**YOUR GOAL**
Copy out all of the entries below without any change.

-------- RECORD EXCERPTS --------

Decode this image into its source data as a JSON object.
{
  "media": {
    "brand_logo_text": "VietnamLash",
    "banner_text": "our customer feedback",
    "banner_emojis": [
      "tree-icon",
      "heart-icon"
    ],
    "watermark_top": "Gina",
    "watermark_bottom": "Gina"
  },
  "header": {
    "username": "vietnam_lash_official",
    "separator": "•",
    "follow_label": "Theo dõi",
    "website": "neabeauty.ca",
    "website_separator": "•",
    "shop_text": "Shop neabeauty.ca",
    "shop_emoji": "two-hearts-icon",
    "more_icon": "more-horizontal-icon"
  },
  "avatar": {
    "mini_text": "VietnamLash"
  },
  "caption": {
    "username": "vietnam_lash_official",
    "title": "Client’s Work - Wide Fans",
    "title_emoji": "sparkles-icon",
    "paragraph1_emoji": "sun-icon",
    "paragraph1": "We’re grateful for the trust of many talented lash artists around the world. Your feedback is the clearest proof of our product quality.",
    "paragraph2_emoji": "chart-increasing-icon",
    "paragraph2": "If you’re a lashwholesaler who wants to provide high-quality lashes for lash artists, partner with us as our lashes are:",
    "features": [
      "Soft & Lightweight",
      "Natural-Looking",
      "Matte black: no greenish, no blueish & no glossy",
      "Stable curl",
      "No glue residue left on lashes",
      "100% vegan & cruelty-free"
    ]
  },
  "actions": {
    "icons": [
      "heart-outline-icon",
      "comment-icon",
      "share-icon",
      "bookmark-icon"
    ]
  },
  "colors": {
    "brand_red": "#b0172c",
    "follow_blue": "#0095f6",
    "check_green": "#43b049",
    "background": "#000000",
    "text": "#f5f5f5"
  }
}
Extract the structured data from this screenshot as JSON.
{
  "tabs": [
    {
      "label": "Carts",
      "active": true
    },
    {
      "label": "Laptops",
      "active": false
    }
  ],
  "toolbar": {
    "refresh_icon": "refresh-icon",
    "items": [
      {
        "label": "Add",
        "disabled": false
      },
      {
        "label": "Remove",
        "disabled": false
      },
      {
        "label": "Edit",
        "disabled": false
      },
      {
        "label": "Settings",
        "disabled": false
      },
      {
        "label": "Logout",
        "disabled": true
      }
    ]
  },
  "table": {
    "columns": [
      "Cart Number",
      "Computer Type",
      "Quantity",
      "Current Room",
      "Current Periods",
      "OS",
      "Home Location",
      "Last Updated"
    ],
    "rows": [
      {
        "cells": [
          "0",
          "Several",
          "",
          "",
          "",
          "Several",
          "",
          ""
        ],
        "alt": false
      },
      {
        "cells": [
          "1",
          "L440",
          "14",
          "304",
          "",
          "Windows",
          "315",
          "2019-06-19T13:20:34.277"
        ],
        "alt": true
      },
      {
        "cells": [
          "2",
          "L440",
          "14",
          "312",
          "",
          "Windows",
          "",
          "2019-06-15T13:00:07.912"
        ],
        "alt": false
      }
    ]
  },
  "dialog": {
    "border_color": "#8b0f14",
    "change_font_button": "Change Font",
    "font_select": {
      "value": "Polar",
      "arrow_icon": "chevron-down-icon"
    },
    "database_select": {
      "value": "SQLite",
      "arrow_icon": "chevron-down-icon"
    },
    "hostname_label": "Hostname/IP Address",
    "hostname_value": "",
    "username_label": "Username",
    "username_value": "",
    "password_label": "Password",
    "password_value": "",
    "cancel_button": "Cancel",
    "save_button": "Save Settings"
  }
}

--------

**TASK RESPONSE**
Decode this image into its source data as a JSON object.
{
  "media": {
    "brand_logo_text": "VietnamLash",
    "banner_text": "our customer feedback",
    "banner_emojis": [
      "tree-icon",
      "heart-icon"
    ],
    "watermark_top": "Gina",
    "watermark_bottom": "Gina"
  },
  "header": {
    "username": "vietnam_lash_official",
    "separator": "•",
    "follow_label": "Theo dõi",
    "website": "neabeauty.ca",
    "website_separator": "•",
    "shop_text": "Shop neabeauty.ca",
    "shop_emoji": "two-hearts-icon",
    "more_icon": "more-horizontal-icon"
  },
  "avatar": {
    "mini_text": "VietnamLash"
  },
  "caption": {
    "username": "vietnam_lash_official",
    "title": "Client’s Work - Wide Fans",
    "title_emoji": "sparkles-icon",
    "paragraph1_emoji": "sun-icon",
    "paragraph1": "We’re grateful for the trust of many talented lash artists around the world. Your feedback is the clearest proof of our product quality.",
    "paragraph2_emoji": "chart-increasing-icon",
    "paragraph2": "If you’re a lashwholesaler who wants to provide high-quality lashes for lash artists, partner with us as our lashes are:",
    "features": [
      "Soft & Lightweight",
      "Natural-Looking",
      "Matte black: no greenish, no blueish & no glossy",
      "Stable curl",
      "No glue residue left on lashes",
      "100% vegan & cruelty-free"
    ]
  },
  "actions": {
    "icons": [
      "heart-outline-icon",
      "comment-icon",
      "share-icon",
      "bookmark-icon"
    ]
  },
  "colors": {
    "brand_red": "#b0172c",
    "follow_blue": "#0095f6",
    "check_green": "#43b049",
    "background": "#000000",
    "text": "#f5f5f5"
  }
}
Extract the structured data from this screenshot as JSON.
{
  "tabs": [
    {
      "label": "Carts",
      "active": true
    },
    {
      "label": "Laptops",
      "active": false
    }
  ],
  "toolbar": {
    "refresh_icon": "refresh-icon",
    "items": [
      {
        "label": "Add",
        "disabled": false
      },
      {
        "label": "Remove",
        "disabled": false
      },
      {
        "label": "Edit",
        "disabled": false
      },
      {
        "label": "Settings",
        "disabled": false
      },
      {
        "label": "Logout",
        "disabled": true
      }
    ]
  },
  "table": {
    "columns": [
      "Cart Number",
      "Computer Type",
      "Quantity",
      "Current Room",
      "Current Periods",
      "OS",
      "Home Location",
      "Last Updated"
    ],
    "rows": [
      {
        "cells": [
          "0",
          "Several",
          "",
          "",
          "",
          "Several",
          "",
          ""
        ],
        "alt": false
      },
      {
        "cells": [
          "1",
          "L440",
          "14",
          "304",
          "",
          "Windows",
          "315",
          "2019-06-19T13:20:34.277"
        ],
        "alt": true
      },
      {
        "cells": [
          "2",
          "L440",
          "14",
          "312",
          "",
          "Windows",
          "",
          "2019-06-15T13:00:07.912"
        ],
        "alt": false
      }
    ]
  },
  "dialog": {
    "border_color": "#8b0f14",
    "change_font_button": "Change Font",
    "font_select": {
      "value": "Polar",
      "arrow_icon": "chevron-down-icon"
    },
    "database_select": {
      "value": "SQLite",
      "arrow_icon": "chevron-down-icon"
    },
    "hostname_label": "Hostname/IP Address",
    "hostname_value": "",
    "username_label": "Username",
    "username_value": "",
    "password_label": "Password",
    "password_value": "",
    "cancel_button": "Cancel",
    "save_button": "Save Settings"
  }
}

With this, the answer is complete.